● **Problem statement**
Scan the records for the string "legend" and copy every line that holds it.

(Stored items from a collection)
▶

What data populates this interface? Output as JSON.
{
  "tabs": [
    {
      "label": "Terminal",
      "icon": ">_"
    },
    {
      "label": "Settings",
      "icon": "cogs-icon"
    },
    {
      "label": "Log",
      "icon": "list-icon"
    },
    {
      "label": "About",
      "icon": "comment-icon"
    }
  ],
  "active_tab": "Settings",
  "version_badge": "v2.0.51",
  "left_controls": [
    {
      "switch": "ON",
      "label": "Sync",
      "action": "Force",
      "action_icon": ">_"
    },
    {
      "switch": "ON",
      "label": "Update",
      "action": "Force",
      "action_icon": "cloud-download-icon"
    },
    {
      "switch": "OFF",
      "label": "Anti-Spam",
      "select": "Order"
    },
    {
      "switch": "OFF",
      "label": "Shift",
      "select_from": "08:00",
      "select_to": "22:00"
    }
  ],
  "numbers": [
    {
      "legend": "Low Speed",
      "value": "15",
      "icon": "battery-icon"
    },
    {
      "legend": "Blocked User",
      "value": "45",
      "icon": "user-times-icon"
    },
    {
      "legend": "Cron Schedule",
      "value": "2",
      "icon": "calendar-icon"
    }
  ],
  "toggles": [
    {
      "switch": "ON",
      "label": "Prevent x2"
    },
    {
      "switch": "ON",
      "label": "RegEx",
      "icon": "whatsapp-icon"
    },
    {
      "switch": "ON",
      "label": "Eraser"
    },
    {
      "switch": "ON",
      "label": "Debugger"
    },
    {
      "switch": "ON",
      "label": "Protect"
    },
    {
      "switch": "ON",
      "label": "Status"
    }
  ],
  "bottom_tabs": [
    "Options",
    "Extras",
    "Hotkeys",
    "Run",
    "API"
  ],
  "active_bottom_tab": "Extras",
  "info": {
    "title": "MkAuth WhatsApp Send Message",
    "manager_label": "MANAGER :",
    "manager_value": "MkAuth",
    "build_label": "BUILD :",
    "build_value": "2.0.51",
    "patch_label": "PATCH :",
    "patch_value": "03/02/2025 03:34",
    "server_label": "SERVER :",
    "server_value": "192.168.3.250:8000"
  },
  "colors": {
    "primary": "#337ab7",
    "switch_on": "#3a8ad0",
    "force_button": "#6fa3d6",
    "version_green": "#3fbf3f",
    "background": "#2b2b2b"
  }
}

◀
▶

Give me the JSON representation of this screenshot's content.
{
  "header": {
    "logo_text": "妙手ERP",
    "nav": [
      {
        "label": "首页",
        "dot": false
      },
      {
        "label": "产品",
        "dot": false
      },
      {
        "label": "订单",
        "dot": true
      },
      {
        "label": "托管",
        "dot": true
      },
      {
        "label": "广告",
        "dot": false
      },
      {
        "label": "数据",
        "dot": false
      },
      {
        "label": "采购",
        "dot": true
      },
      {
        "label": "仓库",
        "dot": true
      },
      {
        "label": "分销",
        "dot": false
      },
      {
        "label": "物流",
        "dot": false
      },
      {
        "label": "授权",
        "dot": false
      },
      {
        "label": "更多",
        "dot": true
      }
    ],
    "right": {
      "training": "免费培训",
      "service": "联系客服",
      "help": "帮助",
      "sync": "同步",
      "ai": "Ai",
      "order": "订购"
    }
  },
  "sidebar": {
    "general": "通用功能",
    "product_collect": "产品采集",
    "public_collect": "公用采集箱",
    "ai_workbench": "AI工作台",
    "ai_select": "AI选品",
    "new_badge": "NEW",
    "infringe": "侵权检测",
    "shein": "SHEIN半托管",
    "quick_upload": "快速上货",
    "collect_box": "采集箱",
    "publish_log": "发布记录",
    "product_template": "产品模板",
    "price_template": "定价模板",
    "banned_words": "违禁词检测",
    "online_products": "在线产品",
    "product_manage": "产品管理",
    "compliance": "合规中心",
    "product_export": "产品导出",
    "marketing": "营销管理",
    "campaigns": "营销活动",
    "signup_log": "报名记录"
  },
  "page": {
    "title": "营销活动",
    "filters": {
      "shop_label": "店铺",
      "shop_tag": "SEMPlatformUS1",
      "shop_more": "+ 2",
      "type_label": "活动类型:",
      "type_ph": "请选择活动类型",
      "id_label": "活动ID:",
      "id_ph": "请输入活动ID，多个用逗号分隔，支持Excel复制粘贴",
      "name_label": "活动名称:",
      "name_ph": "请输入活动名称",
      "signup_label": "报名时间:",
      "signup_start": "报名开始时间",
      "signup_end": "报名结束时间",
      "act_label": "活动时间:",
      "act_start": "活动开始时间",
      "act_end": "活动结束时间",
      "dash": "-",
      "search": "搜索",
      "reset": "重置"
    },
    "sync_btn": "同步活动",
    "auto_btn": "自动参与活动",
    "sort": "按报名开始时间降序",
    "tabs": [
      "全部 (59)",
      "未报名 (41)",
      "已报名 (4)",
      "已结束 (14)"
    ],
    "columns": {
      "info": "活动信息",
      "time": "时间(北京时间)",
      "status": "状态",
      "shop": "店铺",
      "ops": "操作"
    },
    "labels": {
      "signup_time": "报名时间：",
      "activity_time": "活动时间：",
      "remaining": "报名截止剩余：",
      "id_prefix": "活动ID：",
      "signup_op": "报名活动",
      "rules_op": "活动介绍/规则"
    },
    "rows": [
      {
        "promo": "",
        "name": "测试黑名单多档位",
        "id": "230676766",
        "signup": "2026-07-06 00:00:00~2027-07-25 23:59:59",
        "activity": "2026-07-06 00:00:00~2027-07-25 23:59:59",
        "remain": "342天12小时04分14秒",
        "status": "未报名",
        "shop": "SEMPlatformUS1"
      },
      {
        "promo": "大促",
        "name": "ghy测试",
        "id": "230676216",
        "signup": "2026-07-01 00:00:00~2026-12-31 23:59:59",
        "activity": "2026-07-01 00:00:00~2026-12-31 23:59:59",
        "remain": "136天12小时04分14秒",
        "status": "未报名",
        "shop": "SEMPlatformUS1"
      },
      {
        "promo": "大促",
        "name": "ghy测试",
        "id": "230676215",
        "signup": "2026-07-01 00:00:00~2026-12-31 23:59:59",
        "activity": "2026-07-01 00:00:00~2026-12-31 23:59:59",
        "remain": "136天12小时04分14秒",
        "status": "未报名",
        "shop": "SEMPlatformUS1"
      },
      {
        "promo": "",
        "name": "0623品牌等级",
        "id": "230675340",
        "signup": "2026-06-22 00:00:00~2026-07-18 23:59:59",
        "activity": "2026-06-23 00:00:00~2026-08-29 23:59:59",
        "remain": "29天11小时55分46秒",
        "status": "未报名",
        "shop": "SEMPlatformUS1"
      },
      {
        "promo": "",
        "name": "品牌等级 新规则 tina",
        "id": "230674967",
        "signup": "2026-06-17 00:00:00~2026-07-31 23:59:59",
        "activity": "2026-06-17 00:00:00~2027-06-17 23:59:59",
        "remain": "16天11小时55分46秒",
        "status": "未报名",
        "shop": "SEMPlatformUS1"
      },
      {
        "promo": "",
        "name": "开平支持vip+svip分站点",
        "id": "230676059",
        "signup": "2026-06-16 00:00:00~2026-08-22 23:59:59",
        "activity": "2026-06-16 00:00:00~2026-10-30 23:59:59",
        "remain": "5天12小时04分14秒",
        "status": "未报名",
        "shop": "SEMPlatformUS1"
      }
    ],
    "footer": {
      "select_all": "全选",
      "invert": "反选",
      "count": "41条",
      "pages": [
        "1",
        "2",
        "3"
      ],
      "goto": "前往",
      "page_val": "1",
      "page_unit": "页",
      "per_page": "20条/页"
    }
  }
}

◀

● **Answer space**
      "legend": "Low Speed",
      "legend": "Blocked User",
      "legend": "Cron Schedule",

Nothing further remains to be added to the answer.